◆ Directions for this task:
Work through the entries that follow and state how many lines contain the word "جديدة". Only the number is wanted.

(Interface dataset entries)
.....

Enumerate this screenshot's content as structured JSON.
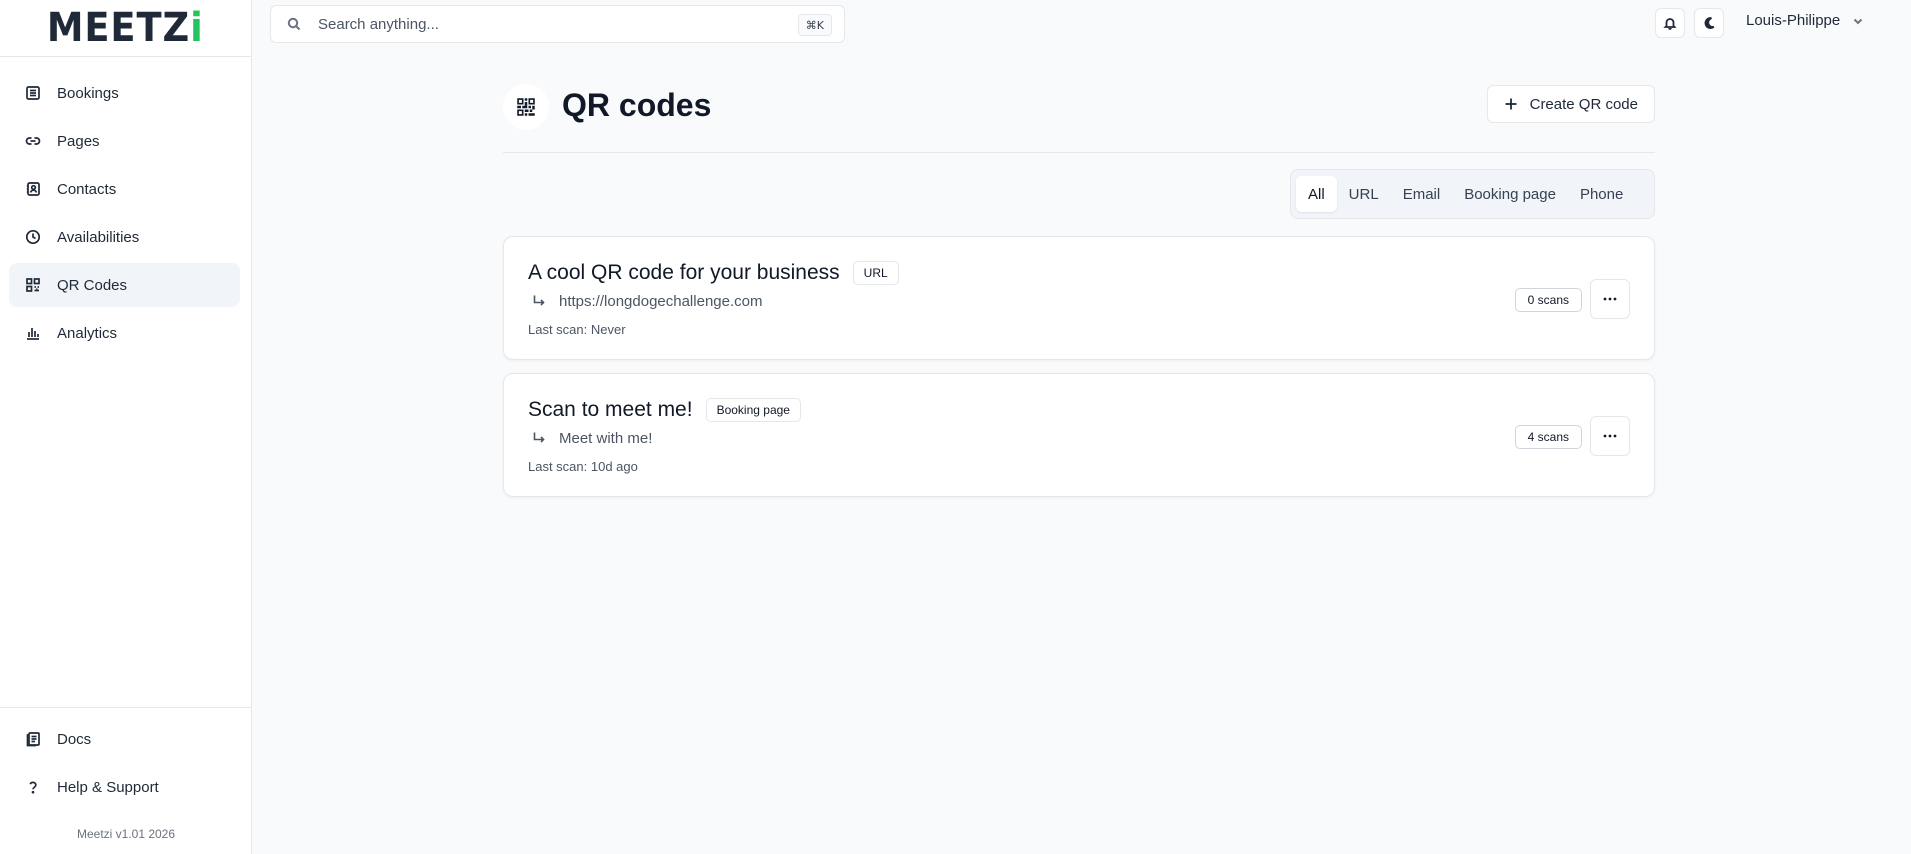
{
  "brand": {
    "logo_main": "MEETZ",
    "logo_accent": "i",
    "version": "Meetzi v1.01 2026",
    "accent_color": "#22c55e"
  },
  "search": {
    "placeholder": "Search anything...",
    "shortcut": "⌘K"
  },
  "header": {
    "user_name": "Louis-Philippe",
    "icons": [
      "bell-icon",
      "moon-icon",
      "chevron-down-icon"
    ]
  },
  "sidebar": {
    "items": [
      {
        "label": "Bookings",
        "icon": "bookings-icon"
      },
      {
        "label": "Pages",
        "icon": "link-icon"
      },
      {
        "label": "Contacts",
        "icon": "contacts-icon"
      },
      {
        "label": "Availabilities",
        "icon": "clock-icon"
      },
      {
        "label": "QR Codes",
        "icon": "qr-code-icon",
        "active": true
      },
      {
        "label": "Analytics",
        "icon": "bar-chart-icon"
      }
    ],
    "bottom_items": [
      {
        "label": "Docs",
        "icon": "docs-icon"
      },
      {
        "label": "Help & Support",
        "icon": "question-icon"
      }
    ]
  },
  "page": {
    "title": "QR codes",
    "create_label": "Create QR code"
  },
  "filters": [
    {
      "label": "All",
      "active": true
    },
    {
      "label": "URL"
    },
    {
      "label": "Email"
    },
    {
      "label": "Booking page"
    },
    {
      "label": "Phone"
    }
  ],
  "qr_codes": [
    {
      "title": "A cool QR code for your business",
      "type": "URL",
      "target": "https://longdogechallenge.com",
      "last_scan": "Last scan: Never",
      "scans": "0 scans"
    },
    {
      "title": "Scan to meet me!",
      "type": "Booking page",
      "target": "Meet with me!",
      "last_scan": "Last scan: 10d ago",
      "scans": "4 scans"
    }
  ]
}
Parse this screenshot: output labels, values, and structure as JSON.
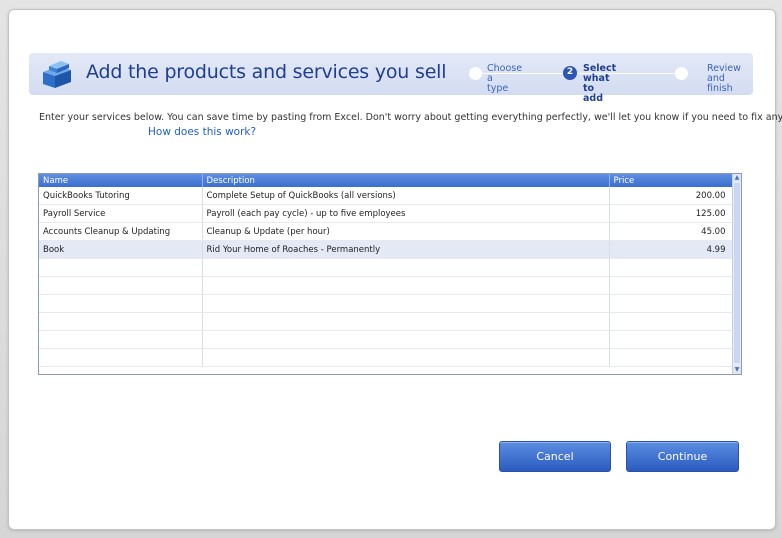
{
  "header": {
    "title": "Add the products and services you sell",
    "icon": "stacked-boxes-icon"
  },
  "steps": [
    {
      "label": "Choose a\ntype",
      "number": "",
      "active": false
    },
    {
      "label": "Select what\nto add",
      "number": "2",
      "active": true
    },
    {
      "label": "Review and\nfinish",
      "number": "",
      "active": false
    }
  ],
  "intro": {
    "text": "Enter your services below.  You can save time by pasting from Excel. Don't worry about getting everything perfectly, we'll let you know if you need to fix anything.",
    "help_link": "How does this work?"
  },
  "grid": {
    "columns": [
      "Name",
      "Description",
      "Price"
    ],
    "rows": [
      {
        "name": "QuickBooks Tutoring",
        "description": "Complete Setup of QuickBooks (all versions)",
        "price": "200.00"
      },
      {
        "name": "Payroll Service",
        "description": "Payroll  (each pay cycle) - up to five employees",
        "price": "125.00"
      },
      {
        "name": "Accounts Cleanup & Updating",
        "description": "Cleanup & Update (per hour)",
        "price": "45.00"
      },
      {
        "name": "Book",
        "description": "Rid Your Home of Roaches - Permanently",
        "price": "4.99"
      },
      {
        "name": "",
        "description": "",
        "price": ""
      },
      {
        "name": "",
        "description": "",
        "price": ""
      },
      {
        "name": "",
        "description": "",
        "price": ""
      },
      {
        "name": "",
        "description": "",
        "price": ""
      },
      {
        "name": "",
        "description": "",
        "price": ""
      },
      {
        "name": "",
        "description": "",
        "price": ""
      }
    ],
    "selected_row": 3
  },
  "buttons": {
    "cancel": "Cancel",
    "continue": "Continue"
  },
  "colors": {
    "accent": "#2c5bbf",
    "header_band": "#d9e1f4",
    "title_text": "#1f3f92"
  }
}
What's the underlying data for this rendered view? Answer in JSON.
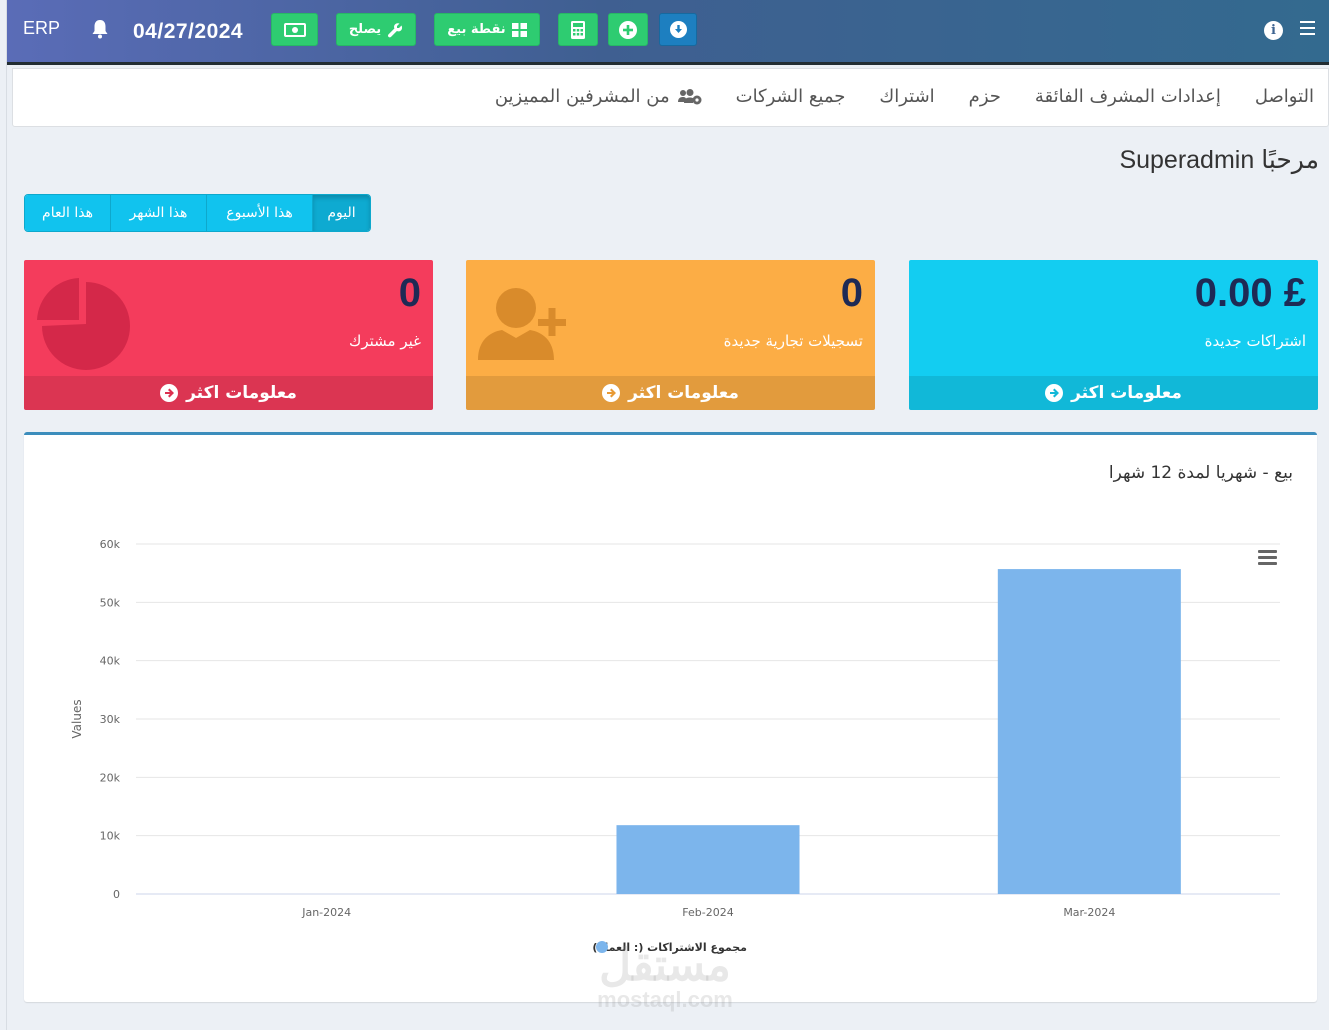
{
  "topbar": {
    "brand": "ERP",
    "date": "04/27/2024",
    "buttons": {
      "repair": "يصلح",
      "pos": "نقطة بيع"
    },
    "icons": [
      "bell-icon",
      "money-icon",
      "wrench-icon",
      "th-large-icon",
      "calculator-icon",
      "plus-circle-icon",
      "download-circle-icon",
      "info-icon",
      "menu-icon"
    ],
    "colors": {
      "green": "#2ecc71",
      "blue": "#1d7fc0"
    }
  },
  "nav": {
    "items": [
      "من المشرفين المميزين",
      "جميع الشركات",
      "اشتراك",
      "حزم",
      "إعدادات المشرف الفائقة",
      "التواصل"
    ]
  },
  "welcome": "مرحبًا Superadmin",
  "periods": {
    "today": "اليوم",
    "week": "هذا الأسبوع",
    "month": "هذا الشهر",
    "year": "هذا العام"
  },
  "boxes": {
    "subscriptions": {
      "value": "£ 0.00",
      "label": "اشتراكات جديدة",
      "more": "معلومات اكثر",
      "color": "#13cdf1"
    },
    "registrations": {
      "value": "0",
      "label": "تسجيلات تجارية جديدة",
      "more": "معلومات اكثر",
      "color": "#fcad45"
    },
    "nonsubscribers": {
      "value": "0",
      "label": "غير مشترك",
      "more": "معلومات اكثر",
      "color": "#f43c5c"
    }
  },
  "chart_card": {
    "title": "بيع - شهريا لمدة 12 شهرا"
  },
  "chart_data": {
    "type": "bar",
    "categories": [
      "Jan-2024",
      "Feb-2024",
      "Mar-2024"
    ],
    "series": [
      {
        "name": "مجموع الاشتراكات (: العملة)",
        "values": [
          0,
          11800,
          55700
        ],
        "color": "#7cb5ec"
      }
    ],
    "ylabel": "Values",
    "ylim": [
      0,
      60000
    ],
    "yticks": [
      "0",
      "10k",
      "20k",
      "30k",
      "40k",
      "50k",
      "60k"
    ],
    "grid": true,
    "legend": "bottom-center"
  },
  "watermark": {
    "ar": "مستقل",
    "en": "mostaql.com"
  }
}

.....

◆ Final answer:
2